Opinion: Grand Theft Auto V’s Ending Was Rockstar At Their Laziest

by on October 30, 2013

SPOILER WARNING: In case you didn’t realise it with the pretty obviously named article, we’re about to talk about the ending to Grand Theft Auto V. If you haven’t gotten there yet, you may want to come back when you have.

Did Rockstar feel obliged to include multiple endings in Grand Theft Auto V? It certainly felt like it.

Given that the game has three playable leads, three endings with a fatal outcome for each seemed plausible and likely. To an extent this plays into the finale – which has Franklin choose between killing Trevor, Michael or neither.

Neither is option C, labelled Deathwish, and it implies Franklin’s sacrifice to save his two colleagues. This isn’t how it happens of course, all three survive, but the chance of it happening weighs on the minds of players when they’re forced to choose.

Option C is also the most satisfying ending, rewarding players with all three characters in the post-credits game and a mission worthy of being the finale. On its own it is a good ending, but take all three conclusions into account and suddenly things look different.

Just how much better option C is compared to the alternative finales is laughable. The only conclusion to reach is that Rockstar wanted people to choose the more heroic ending – a notion which goes against having multiple endings entirely.


Options A and B see Franklin meet Trevor and Michael at the same location before a chase sequence that leads to their respective deaths.

A is a logical choice for Franklin to make. Trevor is a psychopath and a liability who could kill anyone at any given moment. His death too is fittingly grim and Michael plays a role in putting him down, a bigger one should you take too long, though he seems to despise Franklin afterwards for doing it.

Franklin killing Michael in B makes no sense at all given their relationship. Michael gives Franklin opportunity after opportunity in the game, setting up his life in the Los Santos hills in the process. The lapse in logic is compounded when, completely out of the blue and moments before Franklin intends to kill Michael, the father of two discovers that his daughter – a vapid fame-obsessed girl – is suddenly set to enrol in college.

Its poor writing preceding a poor ending in which the player does nothing but chase. A at least lets the player pull the trigger, in B Michael’s fall is in a cutscene and by his own design.  How terrible the endings are, and the lack of comeuppance they dish out to anyone other than Trevor, is a slap to the face of any player who chooses them.

As the game reaches its conclusions we see the Michael/Trevor friendship reach boiling point when Trevor discovers what Michael did to ensure his own survival.
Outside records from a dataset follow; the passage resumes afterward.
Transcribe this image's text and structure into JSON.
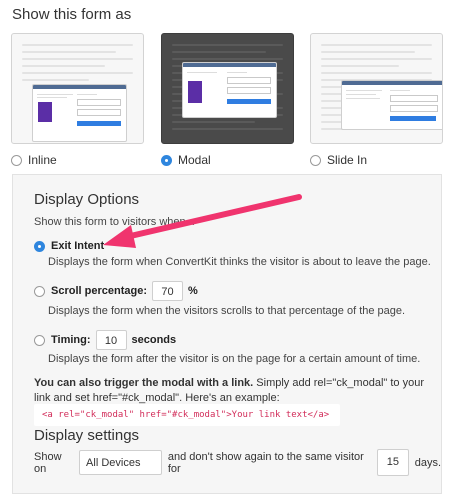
{
  "section_title": "Show this form as",
  "form_types": [
    {
      "label": "Inline",
      "selected": false
    },
    {
      "label": "Modal",
      "selected": true
    },
    {
      "label": "Slide In",
      "selected": false
    }
  ],
  "display_options": {
    "title": "Display Options",
    "subtitle": "Show this form to visitors when...",
    "exit_intent": {
      "label": "Exit Intent",
      "selected": true,
      "description": "Displays the form when ConvertKit thinks the visitor is about to leave the page."
    },
    "scroll": {
      "label": "Scroll percentage:",
      "value": "70",
      "unit": "%",
      "selected": false,
      "description": "Displays the form when the visitors scrolls to that percentage of the page."
    },
    "timing": {
      "label": "Timing:",
      "value": "10",
      "unit": "seconds",
      "selected": false,
      "description": "Displays the form after the visitor is on the page for a certain amount of time."
    },
    "trigger_bold": "You can also trigger the modal with a link.",
    "trigger_text": " Simply add rel=\"ck_modal\" to your link and set href=\"#ck_modal\". Here's an example:",
    "code_example": "<a rel=\"ck_modal\" href=\"#ck_modal\">Your link text</a>"
  },
  "display_settings": {
    "title": "Display settings",
    "show_on_label": "Show on",
    "device_value": "All Devices",
    "middle_text": "and don't show again to the same visitor for",
    "days_value": "15",
    "days_label": "days."
  },
  "colors": {
    "accent": "#2f86de",
    "arrow": "#f0346e",
    "modal_preview_bg": "#4a4a4a"
  }
}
Their paths set them on a collision course that would seem to end with either one of their deaths.


This very important aspect to the story only figures into the first two endings in the smallest ways. Whoever Franklin chooses to kill, he calls the other for help. Michael decides to help, seeing Trevor as a rabid dog that needs putting down, and Trevor refuses to help, displaying how much loyalty ultimately means to him.

There are numerous ways Rockstar could have played with expectations or at least justified the deaths of Trevor or Michael with some level of creativity. Having chosen to kill Michael, Franklin could have had doubts leading the trio into a situation in which Michael sacrifices his life for Franklin’s.

Trevor too could have gone out in a blaze of glory (rather than just a blaze) having taken on the game’s villains and escaping Franklin’s assassination attempt.

Failing that, what if a lead character killed another, but instead it was you looking down the barrel rather than pulling the trigger? To have one of the characters turn suddenly on the one you’re controlling and kill them would have been a shocking and memorable moment.

It seems that Rockstar saw that they had three characters and felt compelled to include multiple endings, which could well have worked wonderfully. When two of those endings seem throwaway however, it lessens the impact and calls Rockstar’s intentions into doubt.

With three characters and the precedent set by Red Dead Redemption’s incredible finale, Rockstar could have created something special in Grand Theft Auto V, instead they dampened a great game.